▶ [Your assignment] Take down each entry exactly as written.

▶ [Entries from a dataset of interfaces]
= Beginning of Section =

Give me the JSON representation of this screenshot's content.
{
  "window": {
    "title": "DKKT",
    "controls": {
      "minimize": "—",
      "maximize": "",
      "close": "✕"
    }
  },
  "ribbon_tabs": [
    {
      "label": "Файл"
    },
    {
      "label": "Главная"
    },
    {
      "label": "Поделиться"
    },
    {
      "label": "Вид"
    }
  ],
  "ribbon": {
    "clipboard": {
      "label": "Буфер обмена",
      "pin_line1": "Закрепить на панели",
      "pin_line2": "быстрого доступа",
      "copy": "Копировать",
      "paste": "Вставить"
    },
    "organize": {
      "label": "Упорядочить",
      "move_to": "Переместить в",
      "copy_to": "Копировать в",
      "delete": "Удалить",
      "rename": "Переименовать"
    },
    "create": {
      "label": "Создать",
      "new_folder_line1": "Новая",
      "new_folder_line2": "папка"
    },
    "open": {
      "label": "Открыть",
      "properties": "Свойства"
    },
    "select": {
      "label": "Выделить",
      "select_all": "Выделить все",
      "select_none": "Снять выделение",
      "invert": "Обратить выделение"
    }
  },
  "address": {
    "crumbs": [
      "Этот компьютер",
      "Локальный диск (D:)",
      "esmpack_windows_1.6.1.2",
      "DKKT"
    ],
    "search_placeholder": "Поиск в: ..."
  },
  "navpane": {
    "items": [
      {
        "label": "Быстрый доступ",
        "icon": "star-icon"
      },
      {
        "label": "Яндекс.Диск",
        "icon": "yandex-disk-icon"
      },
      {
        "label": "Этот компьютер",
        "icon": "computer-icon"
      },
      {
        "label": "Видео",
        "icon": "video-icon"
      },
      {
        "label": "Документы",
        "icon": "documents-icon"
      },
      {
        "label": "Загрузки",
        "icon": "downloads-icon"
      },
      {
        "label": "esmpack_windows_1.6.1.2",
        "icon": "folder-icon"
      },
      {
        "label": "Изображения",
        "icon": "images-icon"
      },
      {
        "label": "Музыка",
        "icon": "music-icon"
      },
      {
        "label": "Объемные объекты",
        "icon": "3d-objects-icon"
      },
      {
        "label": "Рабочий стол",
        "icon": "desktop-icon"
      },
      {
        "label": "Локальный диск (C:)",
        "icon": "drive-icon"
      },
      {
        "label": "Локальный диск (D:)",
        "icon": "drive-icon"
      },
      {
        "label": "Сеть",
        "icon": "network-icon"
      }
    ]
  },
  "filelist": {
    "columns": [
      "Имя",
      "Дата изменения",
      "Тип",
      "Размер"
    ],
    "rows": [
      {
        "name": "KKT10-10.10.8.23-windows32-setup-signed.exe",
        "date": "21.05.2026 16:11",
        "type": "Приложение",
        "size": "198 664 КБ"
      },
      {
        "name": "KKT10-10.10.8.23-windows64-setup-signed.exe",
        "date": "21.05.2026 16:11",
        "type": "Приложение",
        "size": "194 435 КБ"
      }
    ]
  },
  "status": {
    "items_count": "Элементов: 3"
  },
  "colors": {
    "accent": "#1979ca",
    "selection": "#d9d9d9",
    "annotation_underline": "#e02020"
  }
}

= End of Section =

▶ [Written solution]
Give me the JSON representation of this screenshot's content.
{
  "window": {
    "title": "DKKT",
    "controls": {
      "minimize": "—",
      "maximize": "",
      "close": "✕"
    }
  },
  "ribbon_tabs": [
    {
      "label": "Файл"
    },
    {
      "label": "Главная"
    },
    {
      "label": "Поделиться"
    },
    {
      "label": "Вид"
    }
  ],
  "ribbon": {
    "clipboard": {
      "label": "Буфер обмена",
      "pin_line1": "Закрепить на панели",
      "pin_line2": "быстрого доступа",
      "copy": "Копировать",
      "paste": "Вставить"
    },
    "organize": {
      "label": "Упорядочить",
      "move_to": "Переместить в",
      "copy_to": "Копировать в",
      "delete": "Удалить",
      "rename": "Переименовать"
    },
    "create": {
      "label": "Создать",
      "new_folder_line1": "Новая",
      "new_folder_line2": "папка"
    },
    "open": {
      "label": "Открыть",
      "properties": "Свойства"
    },
    "select": {
      "label": "Выделить",
      "select_all": "Выделить все",
      "select_none": "Снять выделение",
      "invert": "Обратить выделение"
    }
  },
  "address": {
    "crumbs": [
      "Этот компьютер",
      "Локальный диск (D:)",
      "esmpack_windows_1.6.1.2",
      "DKKT"
    ],
    "search_placeholder": "Поиск в: ..."
  },
  "navpane": {
    "items": [
      {
        "label": "Быстрый доступ",
        "icon": "star-icon"
      },
      {
        "label": "Яндекс.Диск",
        "icon": "yandex-disk-icon"
      },
      {
        "label": "Этот компьютер",
        "icon": "computer-icon"
      },
      {
        "label": "Видео",
        "icon": "video-icon"
      },
      {
        "label": "Документы",
        "icon": "documents-icon"
      },
      {
        "label": "Загрузки",
        "icon": "downloads-icon"
      },
      {
        "label": "esmpack_windows_1.6.1.2",
        "icon": "folder-icon"
      },
      {
        "label": "Изображения",
        "icon": "images-icon"
      },
      {
        "label": "Музыка",
        "icon": "music-icon"
      },
      {
        "label": "Объемные объекты",
        "icon": "3d-objects-icon"
      },
      {
        "label": "Рабочий стол",
        "icon": "desktop-icon"
      },
      {
        "label": "Локальный диск (C:)",
        "icon": "drive-icon"
      },
      {
        "label": "Локальный диск (D:)",
        "icon": "drive-icon"
      },
      {
        "label": "Сеть",
        "icon": "network-icon"
      }
    ]
  },
  "filelist": {
    "columns": [
      "Имя",
      "Дата изменения",
      "Тип",
      "Размер"
    ],
    "rows": [
      {
        "name": "KKT10-10.10.8.23-windows32-setup-signed.exe",
        "date": "21.05.2026 16:11",
        "type": "Приложение",
        "size": "198 664 КБ"
      },
      {
        "name": "KKT10-10.10.8.23-windows64-setup-signed.exe",
        "date": "21.05.2026 16:11",
        "type": "Приложение",
        "size": "194 435 КБ"
      }
    ]
  },
  "status": {
    "items_count": "Элементов: 3"
  },
  "colors": {
    "accent": "#1979ca",
    "selection": "#d9d9d9",
    "annotation_underline": "#e02020"
  }
}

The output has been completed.